Feeling Body is an immersive experience. The album is essentially a sound diary of Nyokabi Kariũki’s experiences with long-Covid and coming to terms with the physical and emotional ramifications of living with a chronic illness. Opener “Subira” (which means patience in Swahili) slowly builds to an otherworldy chorus. On “fire head,” a distorted and warped voice repeats “They kept asking if I was OK,” which illustrates how an innocuous question can begin to feel like ridicule. The album’s magnum opus is the title song which uses a mix of Kariũki’s vocals and field recordings to create an intimate portrait of living with a chronic illness. “It’s hard when you realize that you don’t know how long it’s going to last, and having to learn how to accept this may be how your life may be for a while,” says Kariũki. Feeling Body feels viscerally vulnerable and is an important document of experiencing illness in a society that shies away from honesty about sickness.

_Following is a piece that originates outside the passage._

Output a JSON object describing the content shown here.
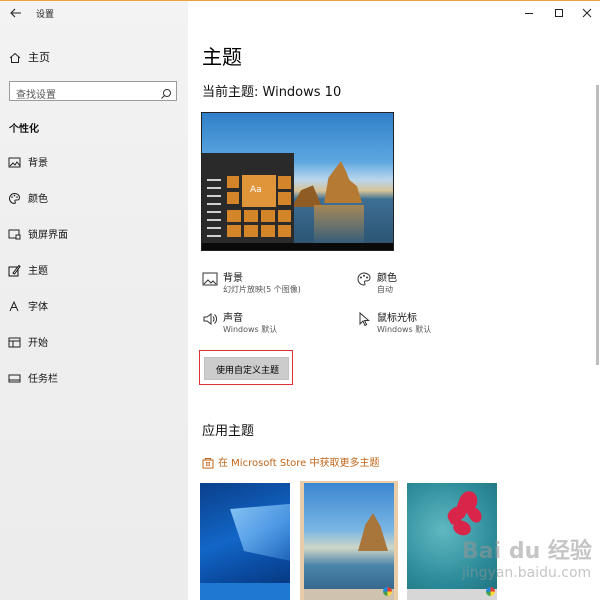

Love As Projection
Vinyl LP, Compact Disc (CD)
Frankie Rose has always made big records with cinematic ambitions that grow ever more apparent with each new release, from the reverberating cosmic swirls of Interstellar a decade ago to the extended synthetic freakouts of Cage Tropical from 2017. On Love As Projection, the Brooklyn artist continues her ascent to the stars with shiny and lushly layered synth-pop full of bleeps and bloops and cracking drum machines, happily less mired in doom than her previous releases but no less dream-like for being 99.9% electrified. It’s somewhat ironic that as Rose’s sonic palette has grown colder, her songs have grown warmer, more forgiving, and full of compassion for herself, her desires, and her wants—or perhaps not, as Love As Projection feels like the truest reflection of Rose’s unique artistic vision that we’ve had the privilege of enjoying to date, and what’s more objectively joyful and worthy of celebration than being true to oneself.
2 x Vinyl LP, Compact Disc (CD), Cassette, T-Shirt/Shirt
To paraphrase Benjamin Franklin, in this world nothing is certain but death and Sadness. The artist born Damián Antón Ojeda has been cranking out albums at a steady clip since 2014 and shows no signs of slowing. And thank God for that: Each release has offered opportunities for gradual refinement, with Ojeda discovering new ways to expand on his restless and almost viscerally poignant take on black metal, widening the frame without ever becoming cartoonish. February’s April Sunset is another excellent example of this. The sprawling 15-minute opener “Bigbury April Twilight” is a jaw-dropper, opening with tentative, rippling electronics before erupting at the two-minute mark with a blistering rain of guitars and sweeping orchestral passages, cresting with a gang-shouted refrain that would slot in beautifully in any peak ‘90s emo record. Ojeda gets all of these different textures to coalesce into something heartrending, and tracks like the triumphant “Our Whole Lives in the Moment” play like industrial-strength post-rock, thick bands of guitar clawing their way upward. Ojeda has figured out a way to turn deep ache into sound, and each new outing hits harder and deeper than the last.